Purchased for a neighborhood get together as something ‘a little different,’ Belgica found its way into my glass just a bit before the crowd showed up. Like, three days. But it was a new beer to me, and new beers don’t sit untouched for too long in my back room mini fridge.

I love Belgian style ales. I like IPAs. For me, this combo seemed to be risky, but overflowing with possibility. It poured more IPA than Belgian. It lacked that beautiful opaque, unfiltered look of a tripel, despite being about the same shade of orange. It did, however, show its Belgian background on the nose. It was sweet, yeasty and citrusy, but less in a hop-bomb sort of way and more in a mellow manner. The taste was, well, odd. The Belgian roots led the parade of flavors, definitely. It reminisced of some of my favorite brews of this style, but didn’t settle long on that taste. Instead, it rushed quickly into a bittering center, not overly so, but definitely enough to blend with the initial sweetness and create an ironic combination that I would have never thought would work. But it does.

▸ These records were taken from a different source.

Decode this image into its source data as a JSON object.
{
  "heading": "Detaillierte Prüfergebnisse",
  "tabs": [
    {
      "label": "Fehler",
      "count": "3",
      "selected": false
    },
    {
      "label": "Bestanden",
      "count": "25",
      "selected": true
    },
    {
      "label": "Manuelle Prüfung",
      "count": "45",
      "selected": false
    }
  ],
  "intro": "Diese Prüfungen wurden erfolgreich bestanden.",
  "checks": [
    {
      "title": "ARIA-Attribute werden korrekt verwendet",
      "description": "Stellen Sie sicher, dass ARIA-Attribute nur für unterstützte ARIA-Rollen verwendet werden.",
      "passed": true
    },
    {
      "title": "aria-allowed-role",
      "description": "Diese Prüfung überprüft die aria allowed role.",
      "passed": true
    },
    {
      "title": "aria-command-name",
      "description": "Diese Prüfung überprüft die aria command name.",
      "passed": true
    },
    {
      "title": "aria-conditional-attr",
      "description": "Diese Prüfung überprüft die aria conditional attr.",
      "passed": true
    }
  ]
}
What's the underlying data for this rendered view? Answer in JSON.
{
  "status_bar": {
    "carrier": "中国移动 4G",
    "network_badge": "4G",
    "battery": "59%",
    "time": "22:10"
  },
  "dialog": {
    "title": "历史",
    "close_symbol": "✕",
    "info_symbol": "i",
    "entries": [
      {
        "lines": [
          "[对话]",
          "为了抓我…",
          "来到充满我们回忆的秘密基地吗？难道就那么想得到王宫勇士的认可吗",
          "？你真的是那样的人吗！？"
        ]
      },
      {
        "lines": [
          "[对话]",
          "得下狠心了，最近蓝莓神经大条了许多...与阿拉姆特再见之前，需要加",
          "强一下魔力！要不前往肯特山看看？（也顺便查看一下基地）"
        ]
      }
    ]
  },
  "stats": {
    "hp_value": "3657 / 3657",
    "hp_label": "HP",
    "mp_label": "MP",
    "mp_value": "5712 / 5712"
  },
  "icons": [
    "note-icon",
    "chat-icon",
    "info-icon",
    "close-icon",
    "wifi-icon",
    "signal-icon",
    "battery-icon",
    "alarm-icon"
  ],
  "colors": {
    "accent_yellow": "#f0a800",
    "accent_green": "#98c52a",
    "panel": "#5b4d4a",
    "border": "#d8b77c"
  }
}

The ending comes back around Belgian-style, a sweetness that coats rather than a bitter that lingers, it is pleasant, leaving you wanting more.

Not much lacing and not much in the way of beauty, the real action in this brew is in the bookends of Belgian and the center of hops. A great combination and a creatively crafted brew from Great Divide.